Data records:
__________
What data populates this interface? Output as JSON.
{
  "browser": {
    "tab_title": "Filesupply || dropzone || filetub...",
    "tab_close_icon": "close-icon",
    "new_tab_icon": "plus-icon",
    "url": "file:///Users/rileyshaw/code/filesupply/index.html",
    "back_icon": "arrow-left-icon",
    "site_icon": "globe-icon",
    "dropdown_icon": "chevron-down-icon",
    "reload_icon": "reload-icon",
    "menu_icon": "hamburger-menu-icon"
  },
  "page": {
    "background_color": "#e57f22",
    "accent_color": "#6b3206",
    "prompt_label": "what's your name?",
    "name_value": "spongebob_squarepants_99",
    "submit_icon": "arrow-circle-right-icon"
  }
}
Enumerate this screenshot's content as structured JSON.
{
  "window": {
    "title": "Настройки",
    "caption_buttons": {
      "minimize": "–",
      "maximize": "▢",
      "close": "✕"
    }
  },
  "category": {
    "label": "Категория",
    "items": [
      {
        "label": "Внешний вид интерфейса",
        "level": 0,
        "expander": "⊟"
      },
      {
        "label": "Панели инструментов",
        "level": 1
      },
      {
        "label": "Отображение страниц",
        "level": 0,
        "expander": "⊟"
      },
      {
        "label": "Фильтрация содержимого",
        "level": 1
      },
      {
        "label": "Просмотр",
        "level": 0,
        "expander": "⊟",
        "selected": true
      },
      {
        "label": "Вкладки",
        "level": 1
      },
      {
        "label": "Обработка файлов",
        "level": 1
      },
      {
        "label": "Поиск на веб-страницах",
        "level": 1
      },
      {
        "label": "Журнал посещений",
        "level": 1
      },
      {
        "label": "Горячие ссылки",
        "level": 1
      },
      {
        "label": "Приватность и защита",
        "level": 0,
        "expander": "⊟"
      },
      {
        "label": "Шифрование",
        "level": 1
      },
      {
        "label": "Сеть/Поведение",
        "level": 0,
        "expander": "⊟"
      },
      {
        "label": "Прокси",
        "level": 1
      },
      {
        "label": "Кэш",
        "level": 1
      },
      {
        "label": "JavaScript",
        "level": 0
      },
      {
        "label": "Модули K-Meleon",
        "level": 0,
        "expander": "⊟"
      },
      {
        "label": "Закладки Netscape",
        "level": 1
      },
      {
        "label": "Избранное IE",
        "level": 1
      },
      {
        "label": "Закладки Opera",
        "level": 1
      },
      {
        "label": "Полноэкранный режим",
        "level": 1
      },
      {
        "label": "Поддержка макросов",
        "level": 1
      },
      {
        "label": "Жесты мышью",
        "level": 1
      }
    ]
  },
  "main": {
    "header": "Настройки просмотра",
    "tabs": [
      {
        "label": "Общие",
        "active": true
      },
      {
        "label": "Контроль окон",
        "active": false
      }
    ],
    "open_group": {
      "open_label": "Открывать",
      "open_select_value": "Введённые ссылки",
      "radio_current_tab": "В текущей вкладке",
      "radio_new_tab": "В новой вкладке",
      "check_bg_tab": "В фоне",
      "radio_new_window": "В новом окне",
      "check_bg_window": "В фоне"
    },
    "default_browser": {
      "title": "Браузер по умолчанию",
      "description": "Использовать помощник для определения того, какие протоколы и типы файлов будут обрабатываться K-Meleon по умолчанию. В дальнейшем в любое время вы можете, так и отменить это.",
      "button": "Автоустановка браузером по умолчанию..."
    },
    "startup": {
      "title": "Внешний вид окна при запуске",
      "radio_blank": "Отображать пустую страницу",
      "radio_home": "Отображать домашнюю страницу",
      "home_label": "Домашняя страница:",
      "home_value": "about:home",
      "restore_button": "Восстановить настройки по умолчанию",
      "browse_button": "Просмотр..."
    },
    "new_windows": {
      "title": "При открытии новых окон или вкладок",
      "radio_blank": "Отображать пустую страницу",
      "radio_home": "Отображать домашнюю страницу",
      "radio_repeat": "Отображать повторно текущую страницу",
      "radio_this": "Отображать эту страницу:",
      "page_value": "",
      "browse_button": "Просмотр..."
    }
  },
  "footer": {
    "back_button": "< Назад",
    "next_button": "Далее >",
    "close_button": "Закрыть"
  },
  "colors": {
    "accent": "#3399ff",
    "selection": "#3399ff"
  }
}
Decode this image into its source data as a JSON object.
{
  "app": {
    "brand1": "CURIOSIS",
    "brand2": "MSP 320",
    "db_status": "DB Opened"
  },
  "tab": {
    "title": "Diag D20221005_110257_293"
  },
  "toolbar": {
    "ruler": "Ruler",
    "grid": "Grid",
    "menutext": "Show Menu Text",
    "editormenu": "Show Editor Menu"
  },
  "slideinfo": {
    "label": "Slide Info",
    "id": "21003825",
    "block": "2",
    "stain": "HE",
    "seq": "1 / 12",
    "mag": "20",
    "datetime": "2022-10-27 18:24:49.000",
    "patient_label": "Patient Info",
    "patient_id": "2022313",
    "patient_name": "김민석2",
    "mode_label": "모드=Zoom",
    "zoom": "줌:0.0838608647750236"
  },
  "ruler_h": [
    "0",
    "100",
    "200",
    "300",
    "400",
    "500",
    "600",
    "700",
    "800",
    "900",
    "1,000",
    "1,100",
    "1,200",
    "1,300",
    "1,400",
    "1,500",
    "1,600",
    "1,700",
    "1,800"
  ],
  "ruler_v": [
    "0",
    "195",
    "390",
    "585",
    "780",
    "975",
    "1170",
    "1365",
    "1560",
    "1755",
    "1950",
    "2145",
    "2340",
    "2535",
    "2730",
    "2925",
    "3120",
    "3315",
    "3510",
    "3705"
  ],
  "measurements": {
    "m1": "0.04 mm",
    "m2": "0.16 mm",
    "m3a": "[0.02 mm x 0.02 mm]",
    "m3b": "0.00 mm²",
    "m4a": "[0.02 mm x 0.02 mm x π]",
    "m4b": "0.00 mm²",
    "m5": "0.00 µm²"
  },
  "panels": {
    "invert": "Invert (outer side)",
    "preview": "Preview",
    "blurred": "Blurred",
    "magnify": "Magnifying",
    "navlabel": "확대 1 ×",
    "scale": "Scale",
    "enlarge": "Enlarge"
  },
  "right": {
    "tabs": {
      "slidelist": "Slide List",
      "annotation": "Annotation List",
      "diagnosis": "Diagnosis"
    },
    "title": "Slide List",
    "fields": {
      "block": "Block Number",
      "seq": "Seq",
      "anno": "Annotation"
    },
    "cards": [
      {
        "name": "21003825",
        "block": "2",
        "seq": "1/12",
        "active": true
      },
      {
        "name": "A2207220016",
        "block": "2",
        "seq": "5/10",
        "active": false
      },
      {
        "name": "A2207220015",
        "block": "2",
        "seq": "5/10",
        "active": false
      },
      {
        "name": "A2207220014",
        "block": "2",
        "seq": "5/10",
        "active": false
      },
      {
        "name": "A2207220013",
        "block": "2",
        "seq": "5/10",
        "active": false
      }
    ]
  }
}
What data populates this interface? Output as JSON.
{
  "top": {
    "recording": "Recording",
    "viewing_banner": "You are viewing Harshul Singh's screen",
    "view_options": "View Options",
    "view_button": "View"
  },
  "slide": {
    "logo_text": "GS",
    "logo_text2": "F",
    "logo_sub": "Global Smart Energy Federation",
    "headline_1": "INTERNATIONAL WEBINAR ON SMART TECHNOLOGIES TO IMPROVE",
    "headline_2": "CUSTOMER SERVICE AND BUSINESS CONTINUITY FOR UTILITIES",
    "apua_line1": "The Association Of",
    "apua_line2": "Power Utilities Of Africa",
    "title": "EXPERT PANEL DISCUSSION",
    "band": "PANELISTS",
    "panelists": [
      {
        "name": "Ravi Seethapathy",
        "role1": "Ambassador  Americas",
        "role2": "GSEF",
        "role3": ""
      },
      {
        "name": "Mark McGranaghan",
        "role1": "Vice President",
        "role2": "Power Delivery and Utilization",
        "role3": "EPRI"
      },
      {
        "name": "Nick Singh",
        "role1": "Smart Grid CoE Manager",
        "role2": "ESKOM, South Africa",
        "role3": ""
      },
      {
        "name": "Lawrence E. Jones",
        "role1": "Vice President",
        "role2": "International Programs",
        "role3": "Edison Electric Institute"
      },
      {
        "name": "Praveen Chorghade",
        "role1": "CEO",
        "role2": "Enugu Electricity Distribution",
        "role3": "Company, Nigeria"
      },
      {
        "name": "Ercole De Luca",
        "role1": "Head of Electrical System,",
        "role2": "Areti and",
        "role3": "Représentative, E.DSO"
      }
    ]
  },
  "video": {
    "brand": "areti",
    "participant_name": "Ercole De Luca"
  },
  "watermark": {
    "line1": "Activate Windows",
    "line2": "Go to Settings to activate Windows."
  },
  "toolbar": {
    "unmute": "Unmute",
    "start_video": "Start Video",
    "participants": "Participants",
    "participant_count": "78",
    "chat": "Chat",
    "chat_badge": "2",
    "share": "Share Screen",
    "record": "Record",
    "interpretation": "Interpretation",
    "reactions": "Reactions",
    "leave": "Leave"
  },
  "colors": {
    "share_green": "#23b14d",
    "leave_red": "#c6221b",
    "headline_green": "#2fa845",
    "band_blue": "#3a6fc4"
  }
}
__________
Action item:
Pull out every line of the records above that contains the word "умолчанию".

Response to this exercise:
      "title": "Браузер по умолчанию",
      "description": "Использовать помощник для определения того, какие протоколы и типы файлов будут обрабатываться K-Meleon по умолчанию. В дальнейшем в любое время вы можете, так и отменить это.",
      "button": "Автоустановка браузером по умолчанию..."
      "restore_button": "Восстановить настройки по умолчанию",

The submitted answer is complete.